S&P and Moody’s lower Turkey ratings amid lira's volatility
S&P Global Ratings and Moody’s lowered Turkey’s ratings, saying they could be upgraded with certain economic improvements.
Standard & Poor’s said it lowered the country’s long-term foreign currency sovereign credit rating to 'B' from 'BB-' while maintaining the outlook at stable, Anadolu Agency reported.
The agency said it affirmed the short-term foreign and local currency sovereign credit ratings on Turkey at 'B'.
“We could consider an upgrade if the government successfully devises and implements a credible economic adjustment program that bolsters confidence, stabilizes balance-of-payments flows and brings inflation under control," the agency said in a statement.
Moody’s cut Turkey’s sovereign credit rating deeper into 'junk' territory on Friday, citing a weakening of public institutions and the related reduction in the predictability of policy making in a country which is facing a currency crisis, Reuters reported.
“That weakening is exemplified by heightened concerns over the independence of the central bank, and by the lack of a clear and credible plan to address the underlying causes of the recent financial distress,” the agency said in a statement.
The agency said Turkey’s rating could be stabilized "if the Turkish authorities presented a coherent and effective economic plan in the near term that involves a material fiscal and monetary policy tightening to induce an orderly slowdown of the economy, leading in turn to lower inflation and inflation expectations as well as a reduction in the size of the current account deficit."
"Significant external financial support would likely act as a supportive factor to the rating," it added.
Moody’s lowered the rating to Ba3 from Ba2 and changed its rating outlook to negative in a move which came on the heels of a downgrade by S&P.

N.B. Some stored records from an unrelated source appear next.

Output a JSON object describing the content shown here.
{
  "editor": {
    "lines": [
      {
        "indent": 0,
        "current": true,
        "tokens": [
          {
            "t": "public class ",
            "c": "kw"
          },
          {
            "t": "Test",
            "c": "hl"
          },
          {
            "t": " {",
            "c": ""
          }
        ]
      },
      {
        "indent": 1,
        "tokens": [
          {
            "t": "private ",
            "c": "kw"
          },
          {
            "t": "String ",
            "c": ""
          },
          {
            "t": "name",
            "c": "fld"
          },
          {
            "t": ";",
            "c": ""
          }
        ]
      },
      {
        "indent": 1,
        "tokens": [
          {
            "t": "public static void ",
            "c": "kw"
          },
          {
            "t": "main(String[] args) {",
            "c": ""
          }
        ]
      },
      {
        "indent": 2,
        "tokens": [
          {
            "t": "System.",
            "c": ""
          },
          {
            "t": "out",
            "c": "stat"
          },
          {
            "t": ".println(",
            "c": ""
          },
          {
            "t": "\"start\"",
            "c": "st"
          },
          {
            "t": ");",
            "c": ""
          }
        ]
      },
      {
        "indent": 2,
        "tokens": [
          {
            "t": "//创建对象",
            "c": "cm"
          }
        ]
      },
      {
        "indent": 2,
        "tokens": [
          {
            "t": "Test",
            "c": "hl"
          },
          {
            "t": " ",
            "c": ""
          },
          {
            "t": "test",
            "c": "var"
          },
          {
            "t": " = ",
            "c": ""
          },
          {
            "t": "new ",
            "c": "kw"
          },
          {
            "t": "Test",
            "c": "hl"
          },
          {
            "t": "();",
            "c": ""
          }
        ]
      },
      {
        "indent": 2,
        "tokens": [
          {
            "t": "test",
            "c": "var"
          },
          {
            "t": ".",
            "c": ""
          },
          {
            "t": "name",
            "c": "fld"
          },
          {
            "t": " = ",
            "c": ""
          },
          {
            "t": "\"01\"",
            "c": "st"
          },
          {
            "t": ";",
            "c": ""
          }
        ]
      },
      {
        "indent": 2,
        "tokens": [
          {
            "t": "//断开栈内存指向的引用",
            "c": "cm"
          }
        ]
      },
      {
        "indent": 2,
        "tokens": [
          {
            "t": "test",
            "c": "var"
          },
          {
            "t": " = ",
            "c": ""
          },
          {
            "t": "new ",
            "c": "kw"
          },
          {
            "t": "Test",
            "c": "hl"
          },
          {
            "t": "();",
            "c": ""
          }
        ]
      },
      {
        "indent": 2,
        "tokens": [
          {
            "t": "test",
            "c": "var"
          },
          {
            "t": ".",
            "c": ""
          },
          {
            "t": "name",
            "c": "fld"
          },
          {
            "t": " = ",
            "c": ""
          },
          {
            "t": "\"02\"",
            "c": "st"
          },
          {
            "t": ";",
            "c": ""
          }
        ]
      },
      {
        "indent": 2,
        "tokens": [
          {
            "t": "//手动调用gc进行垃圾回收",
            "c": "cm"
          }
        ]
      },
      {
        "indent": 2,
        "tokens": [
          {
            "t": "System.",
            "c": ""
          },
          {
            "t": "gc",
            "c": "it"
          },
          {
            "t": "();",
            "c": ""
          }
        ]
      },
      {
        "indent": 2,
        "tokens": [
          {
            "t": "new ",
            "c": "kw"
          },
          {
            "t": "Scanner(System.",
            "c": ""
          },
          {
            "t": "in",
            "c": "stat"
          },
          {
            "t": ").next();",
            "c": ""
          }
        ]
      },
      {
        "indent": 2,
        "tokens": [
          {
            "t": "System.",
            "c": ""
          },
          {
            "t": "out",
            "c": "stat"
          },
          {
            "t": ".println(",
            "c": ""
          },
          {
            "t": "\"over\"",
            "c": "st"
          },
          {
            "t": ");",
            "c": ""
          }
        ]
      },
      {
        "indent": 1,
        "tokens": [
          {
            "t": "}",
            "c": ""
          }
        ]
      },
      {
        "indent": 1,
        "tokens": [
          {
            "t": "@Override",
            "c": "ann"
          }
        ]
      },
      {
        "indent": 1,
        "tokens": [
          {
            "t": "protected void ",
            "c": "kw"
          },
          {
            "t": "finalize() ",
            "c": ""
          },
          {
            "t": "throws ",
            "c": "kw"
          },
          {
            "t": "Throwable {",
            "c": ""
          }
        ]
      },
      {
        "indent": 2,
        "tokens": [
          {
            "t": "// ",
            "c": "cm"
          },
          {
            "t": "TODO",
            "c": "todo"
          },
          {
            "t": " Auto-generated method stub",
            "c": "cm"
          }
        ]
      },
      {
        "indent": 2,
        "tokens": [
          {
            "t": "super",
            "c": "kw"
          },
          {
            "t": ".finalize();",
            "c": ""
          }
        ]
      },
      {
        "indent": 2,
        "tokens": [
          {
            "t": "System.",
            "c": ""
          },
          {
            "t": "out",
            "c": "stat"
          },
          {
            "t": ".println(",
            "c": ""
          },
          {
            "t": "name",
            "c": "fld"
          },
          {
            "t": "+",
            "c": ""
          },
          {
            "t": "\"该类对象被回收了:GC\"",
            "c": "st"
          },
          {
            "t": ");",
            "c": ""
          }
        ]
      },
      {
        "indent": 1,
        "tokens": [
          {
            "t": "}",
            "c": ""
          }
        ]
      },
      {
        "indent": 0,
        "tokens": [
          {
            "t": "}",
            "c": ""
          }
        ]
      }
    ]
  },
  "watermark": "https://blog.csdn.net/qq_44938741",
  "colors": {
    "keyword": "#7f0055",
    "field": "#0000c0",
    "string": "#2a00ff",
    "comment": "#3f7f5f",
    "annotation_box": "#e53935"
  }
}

The lira has lost nearly 40% of its value against the dollar this year, sparking a sell-off in emerging market currencies and weighing on global stocks. The crisis has been precipitated by investor alarm about President Recep Tayyip Erdogan’s influence over monetary policy.